**Task directions:**
Select and copy out every line in the records containing "secs".

*** Opening of Exercise data ***

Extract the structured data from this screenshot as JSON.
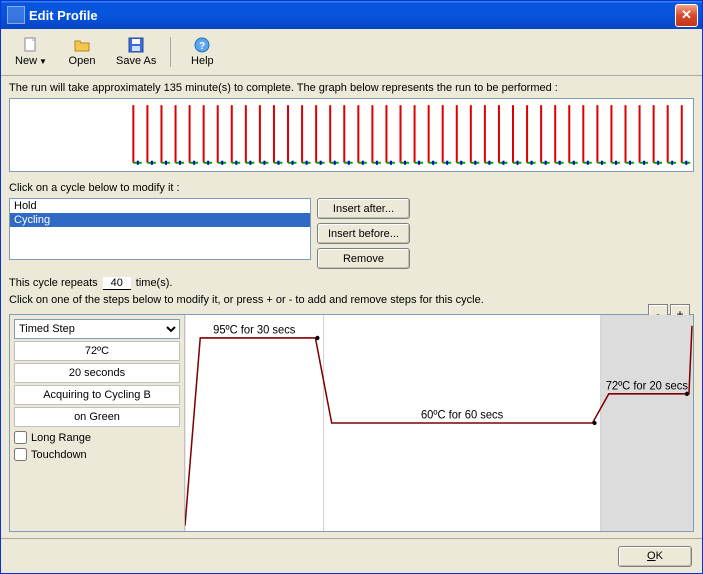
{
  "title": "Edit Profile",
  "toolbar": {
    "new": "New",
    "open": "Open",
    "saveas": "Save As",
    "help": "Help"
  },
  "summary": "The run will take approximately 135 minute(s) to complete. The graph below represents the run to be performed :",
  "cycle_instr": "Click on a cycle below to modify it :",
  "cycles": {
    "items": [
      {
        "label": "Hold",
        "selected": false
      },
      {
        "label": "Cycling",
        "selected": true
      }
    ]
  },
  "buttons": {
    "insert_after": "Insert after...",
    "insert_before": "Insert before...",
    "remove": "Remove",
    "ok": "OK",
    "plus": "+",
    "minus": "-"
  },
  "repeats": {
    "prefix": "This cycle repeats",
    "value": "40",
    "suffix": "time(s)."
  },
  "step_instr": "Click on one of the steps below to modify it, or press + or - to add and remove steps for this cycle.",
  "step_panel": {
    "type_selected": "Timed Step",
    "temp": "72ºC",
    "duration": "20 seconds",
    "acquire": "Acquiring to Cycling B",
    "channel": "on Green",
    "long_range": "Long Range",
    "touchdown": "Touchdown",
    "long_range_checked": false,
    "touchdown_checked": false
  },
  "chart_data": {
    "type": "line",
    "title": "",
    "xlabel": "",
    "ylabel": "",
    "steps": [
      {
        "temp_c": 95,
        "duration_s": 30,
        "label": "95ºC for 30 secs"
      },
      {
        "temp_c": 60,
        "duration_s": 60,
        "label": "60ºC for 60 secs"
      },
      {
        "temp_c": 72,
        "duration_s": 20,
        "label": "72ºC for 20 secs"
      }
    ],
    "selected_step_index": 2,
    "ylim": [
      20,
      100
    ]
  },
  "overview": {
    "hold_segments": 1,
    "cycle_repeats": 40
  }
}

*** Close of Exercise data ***
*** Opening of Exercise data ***

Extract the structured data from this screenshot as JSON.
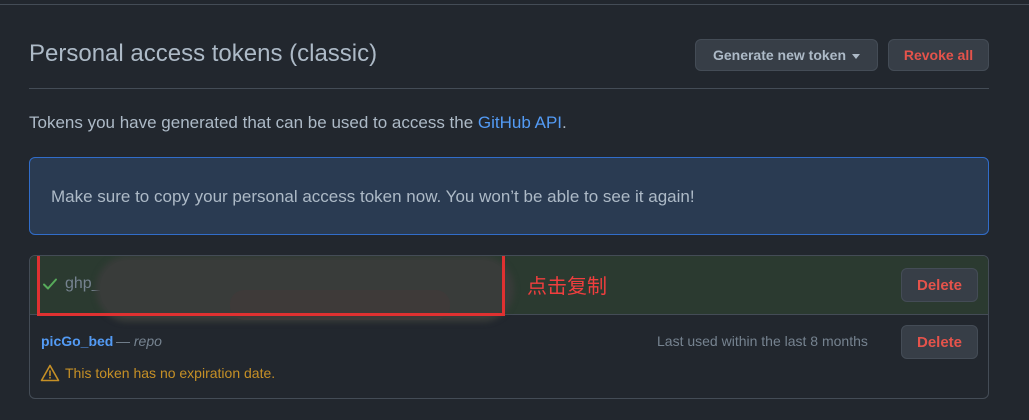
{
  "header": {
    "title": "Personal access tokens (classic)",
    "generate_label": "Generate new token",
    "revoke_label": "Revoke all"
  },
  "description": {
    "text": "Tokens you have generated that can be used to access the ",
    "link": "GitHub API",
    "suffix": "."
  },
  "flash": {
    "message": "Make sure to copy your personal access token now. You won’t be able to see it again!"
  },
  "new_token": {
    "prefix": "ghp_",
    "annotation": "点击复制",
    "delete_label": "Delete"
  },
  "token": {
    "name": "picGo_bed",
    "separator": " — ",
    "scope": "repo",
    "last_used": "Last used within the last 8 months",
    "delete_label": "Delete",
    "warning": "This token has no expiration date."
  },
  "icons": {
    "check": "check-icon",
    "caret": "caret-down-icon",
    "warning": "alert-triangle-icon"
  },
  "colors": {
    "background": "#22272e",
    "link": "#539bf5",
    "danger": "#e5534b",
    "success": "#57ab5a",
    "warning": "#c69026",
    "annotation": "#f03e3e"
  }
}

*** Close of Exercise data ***

**Answer to this task:**
        "label": "95ºC for 30 secs"
        "label": "60ºC for 60 secs"
        "label": "72ºC for 20 secs"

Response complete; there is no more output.